>>>

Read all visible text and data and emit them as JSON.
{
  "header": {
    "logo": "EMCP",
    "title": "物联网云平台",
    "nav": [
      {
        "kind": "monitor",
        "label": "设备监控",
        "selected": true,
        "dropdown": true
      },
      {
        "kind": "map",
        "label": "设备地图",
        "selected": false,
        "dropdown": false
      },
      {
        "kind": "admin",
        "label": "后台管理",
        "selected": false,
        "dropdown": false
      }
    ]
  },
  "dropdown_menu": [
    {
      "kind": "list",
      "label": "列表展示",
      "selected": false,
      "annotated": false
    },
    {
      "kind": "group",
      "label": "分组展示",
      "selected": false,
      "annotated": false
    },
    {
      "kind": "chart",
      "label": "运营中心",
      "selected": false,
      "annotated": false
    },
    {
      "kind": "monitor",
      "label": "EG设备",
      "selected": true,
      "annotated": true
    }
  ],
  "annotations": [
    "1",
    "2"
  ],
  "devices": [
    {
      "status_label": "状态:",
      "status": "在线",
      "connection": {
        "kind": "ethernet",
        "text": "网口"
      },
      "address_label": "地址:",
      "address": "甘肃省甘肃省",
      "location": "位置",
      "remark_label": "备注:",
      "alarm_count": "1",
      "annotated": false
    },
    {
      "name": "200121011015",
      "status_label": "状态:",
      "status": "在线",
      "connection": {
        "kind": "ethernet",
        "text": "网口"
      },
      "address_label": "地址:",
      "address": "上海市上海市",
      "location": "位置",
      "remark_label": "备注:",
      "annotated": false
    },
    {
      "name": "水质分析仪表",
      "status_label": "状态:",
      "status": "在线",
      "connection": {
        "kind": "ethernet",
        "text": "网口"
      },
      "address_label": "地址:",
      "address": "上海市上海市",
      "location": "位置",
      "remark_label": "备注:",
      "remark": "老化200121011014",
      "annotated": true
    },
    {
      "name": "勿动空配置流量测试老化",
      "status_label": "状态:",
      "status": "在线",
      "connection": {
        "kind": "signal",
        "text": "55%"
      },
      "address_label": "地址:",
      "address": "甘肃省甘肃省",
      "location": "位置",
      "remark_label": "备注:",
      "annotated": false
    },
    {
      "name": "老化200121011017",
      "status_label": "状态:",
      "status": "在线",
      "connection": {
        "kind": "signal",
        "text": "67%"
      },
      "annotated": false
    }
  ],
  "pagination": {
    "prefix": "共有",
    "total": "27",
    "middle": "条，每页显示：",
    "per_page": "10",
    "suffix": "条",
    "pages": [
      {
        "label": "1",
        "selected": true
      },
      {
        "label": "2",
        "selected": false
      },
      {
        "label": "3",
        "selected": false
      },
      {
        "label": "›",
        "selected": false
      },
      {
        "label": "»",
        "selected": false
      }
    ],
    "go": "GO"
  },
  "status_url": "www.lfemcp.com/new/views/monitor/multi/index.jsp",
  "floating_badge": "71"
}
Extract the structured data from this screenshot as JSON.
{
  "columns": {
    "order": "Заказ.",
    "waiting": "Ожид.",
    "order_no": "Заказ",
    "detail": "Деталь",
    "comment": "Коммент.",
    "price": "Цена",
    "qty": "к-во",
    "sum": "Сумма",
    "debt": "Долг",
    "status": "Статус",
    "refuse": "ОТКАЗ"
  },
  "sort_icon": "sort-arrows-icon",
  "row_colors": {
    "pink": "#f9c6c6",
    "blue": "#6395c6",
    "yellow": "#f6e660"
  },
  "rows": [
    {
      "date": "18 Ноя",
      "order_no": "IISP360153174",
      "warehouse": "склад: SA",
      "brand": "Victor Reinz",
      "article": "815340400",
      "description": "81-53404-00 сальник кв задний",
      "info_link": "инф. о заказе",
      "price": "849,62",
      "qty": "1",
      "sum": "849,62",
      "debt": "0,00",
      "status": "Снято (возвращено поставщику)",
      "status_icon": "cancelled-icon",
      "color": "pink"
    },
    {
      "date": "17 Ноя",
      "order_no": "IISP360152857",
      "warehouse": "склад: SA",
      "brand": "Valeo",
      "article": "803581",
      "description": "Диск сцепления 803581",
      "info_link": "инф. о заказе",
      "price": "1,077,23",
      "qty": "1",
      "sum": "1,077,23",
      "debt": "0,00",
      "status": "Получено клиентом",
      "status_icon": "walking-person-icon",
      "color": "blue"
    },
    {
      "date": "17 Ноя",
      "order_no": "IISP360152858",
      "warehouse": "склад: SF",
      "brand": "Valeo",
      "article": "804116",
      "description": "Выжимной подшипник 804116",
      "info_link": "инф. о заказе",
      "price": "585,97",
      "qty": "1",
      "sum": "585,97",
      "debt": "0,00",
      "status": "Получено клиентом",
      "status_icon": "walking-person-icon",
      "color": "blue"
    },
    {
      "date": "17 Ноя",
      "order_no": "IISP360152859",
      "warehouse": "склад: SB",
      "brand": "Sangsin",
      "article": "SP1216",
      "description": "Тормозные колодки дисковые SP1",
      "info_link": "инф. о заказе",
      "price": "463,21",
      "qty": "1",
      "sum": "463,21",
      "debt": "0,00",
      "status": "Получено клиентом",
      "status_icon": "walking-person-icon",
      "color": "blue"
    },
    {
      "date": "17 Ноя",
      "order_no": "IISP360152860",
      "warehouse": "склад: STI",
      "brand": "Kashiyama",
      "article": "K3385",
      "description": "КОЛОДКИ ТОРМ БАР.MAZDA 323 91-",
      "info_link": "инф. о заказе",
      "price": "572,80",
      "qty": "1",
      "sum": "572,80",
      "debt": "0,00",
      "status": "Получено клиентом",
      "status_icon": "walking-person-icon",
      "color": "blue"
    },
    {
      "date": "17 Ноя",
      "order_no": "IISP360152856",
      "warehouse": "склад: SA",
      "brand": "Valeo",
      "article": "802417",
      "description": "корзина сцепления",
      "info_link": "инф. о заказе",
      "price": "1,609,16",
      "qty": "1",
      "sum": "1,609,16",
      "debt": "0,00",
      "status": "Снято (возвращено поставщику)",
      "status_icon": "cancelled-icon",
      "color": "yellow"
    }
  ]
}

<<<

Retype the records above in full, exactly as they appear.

Read all visible text and data and emit them as JSON.
{
  "header": {
    "logo": "EMCP",
    "title": "物联网云平台",
    "nav": [
      {
        "kind": "monitor",
        "label": "设备监控",
        "selected": true,
        "dropdown": true
      },
      {
        "kind": "map",
        "label": "设备地图",
        "selected": false,
        "dropdown": false
      },
      {
        "kind": "admin",
        "label": "后台管理",
        "selected": false,
        "dropdown": false
      }
    ]
  },
  "dropdown_menu": [
    {
      "kind": "list",
      "label": "列表展示",
      "selected": false,
      "annotated": false
    },
    {
      "kind": "group",
      "label": "分组展示",
      "selected": false,
      "annotated": false
    },
    {
      "kind": "chart",
      "label": "运营中心",
      "selected": false,
      "annotated": false
    },
    {
      "kind": "monitor",
      "label": "EG设备",
      "selected": true,
      "annotated": true
    }
  ],
  "annotations": [
    "1",
    "2"
  ],
  "devices": [
    {
      "status_label": "状态:",
      "status": "在线",
      "connection": {
        "kind": "ethernet",
        "text": "网口"
      },
      "address_label": "地址:",
      "address": "甘肃省甘肃省",
      "location": "位置",
      "remark_label": "备注:",
      "alarm_count": "1",
      "annotated": false
    },
    {
      "name": "200121011015",
      "status_label": "状态:",
      "status": "在线",
      "connection": {
        "kind": "ethernet",
        "text": "网口"
      },
      "address_label": "地址:",
      "address": "上海市上海市",
      "location": "位置",
      "remark_label": "备注:",
      "annotated": false
    },
    {
      "name": "水质分析仪表",
      "status_label": "状态:",
      "status": "在线",
      "connection": {
        "kind": "ethernet",
        "text": "网口"
      },
      "address_label": "地址:",
      "address": "上海市上海市",
      "location": "位置",
      "remark_label": "备注:",
      "remark": "老化200121011014",
      "annotated": true
    },
    {
      "name": "勿动空配置流量测试老化",
      "status_label": "状态:",
      "status": "在线",
      "connection": {
        "kind": "signal",
        "text": "55%"
      },
      "address_label": "地址:",
      "address": "甘肃省甘肃省",
      "location": "位置",
      "remark_label": "备注:",
      "annotated": false
    },
    {
      "name": "老化200121011017",
      "status_label": "状态:",
      "status": "在线",
      "connection": {
        "kind": "signal",
        "text": "67%"
      },
      "annotated": false
    }
  ],
  "pagination": {
    "prefix": "共有",
    "total": "27",
    "middle": "条，每页显示：",
    "per_page": "10",
    "suffix": "条",
    "pages": [
      {
        "label": "1",
        "selected": true
      },
      {
        "label": "2",
        "selected": false
      },
      {
        "label": "3",
        "selected": false
      },
      {
        "label": "›",
        "selected": false
      },
      {
        "label": "»",
        "selected": false
      }
    ],
    "go": "GO"
  },
  "status_url": "www.lfemcp.com/new/views/monitor/multi/index.jsp",
  "floating_badge": "71"
}
Extract the structured data from this screenshot as JSON.
{
  "columns": {
    "order": "Заказ.",
    "waiting": "Ожид.",
    "order_no": "Заказ",
    "detail": "Деталь",
    "comment": "Коммент.",
    "price": "Цена",
    "qty": "к-во",
    "sum": "Сумма",
    "debt": "Долг",
    "status": "Статус",
    "refuse": "ОТКАЗ"
  },
  "sort_icon": "sort-arrows-icon",
  "row_colors": {
    "pink": "#f9c6c6",
    "blue": "#6395c6",
    "yellow": "#f6e660"
  },
  "rows": [
    {
      "date": "18 Ноя",
      "order_no": "IISP360153174",
      "warehouse": "склад: SA",
      "brand": "Victor Reinz",
      "article": "815340400",
      "description": "81-53404-00 сальник кв задний",
      "info_link": "инф. о заказе",
      "price": "849,62",
      "qty": "1",
      "sum": "849,62",
      "debt": "0,00",
      "status": "Снято (возвращено поставщику)",
      "status_icon": "cancelled-icon",
      "color": "pink"
    },
    {
      "date": "17 Ноя",
      "order_no": "IISP360152857",
      "warehouse": "склад: SA",
      "brand": "Valeo",
      "article": "803581",
      "description": "Диск сцепления 803581",
      "info_link": "инф. о заказе",
      "price": "1,077,23",
      "qty": "1",
      "sum": "1,077,23",
      "debt": "0,00",
      "status": "Получено клиентом",
      "status_icon": "walking-person-icon",
      "color": "blue"
    },
    {
      "date": "17 Ноя",
      "order_no": "IISP360152858",
      "warehouse": "склад: SF",
      "brand": "Valeo",
      "article": "804116",
      "description": "Выжимной подшипник 804116",
      "info_link": "инф. о заказе",
      "price": "585,97",
      "qty": "1",
      "sum": "585,97",
      "debt": "0,00",
      "status": "Получено клиентом",
      "status_icon": "walking-person-icon",
      "color": "blue"
    },
    {
      "date": "17 Ноя",
      "order_no": "IISP360152859",
      "warehouse": "склад: SB",
      "brand": "Sangsin",
      "article": "SP1216",
      "description": "Тормозные колодки дисковые SP1",
      "info_link": "инф. о заказе",
      "price": "463,21",
      "qty": "1",
      "sum": "463,21",
      "debt": "0,00",
      "status": "Получено клиентом",
      "status_icon": "walking-person-icon",
      "color": "blue"
    },
    {
      "date": "17 Ноя",
      "order_no": "IISP360152860",
      "warehouse": "склад: STI",
      "brand": "Kashiyama",
      "article": "K3385",
      "description": "КОЛОДКИ ТОРМ БАР.MAZDA 323 91-",
      "info_link": "инф. о заказе",
      "price": "572,80",
      "qty": "1",
      "sum": "572,80",
      "debt": "0,00",
      "status": "Получено клиентом",
      "status_icon": "walking-person-icon",
      "color": "blue"
    },
    {
      "date": "17 Ноя",
      "order_no": "IISP360152856",
      "warehouse": "склад: SA",
      "brand": "Valeo",
      "article": "802417",
      "description": "корзина сцепления",
      "info_link": "инф. о заказе",
      "price": "1,609,16",
      "qty": "1",
      "sum": "1,609,16",
      "debt": "0,00",
      "status": "Снято (возвращено поставщику)",
      "status_icon": "cancelled-icon",
      "color": "yellow"
    }
  ]
}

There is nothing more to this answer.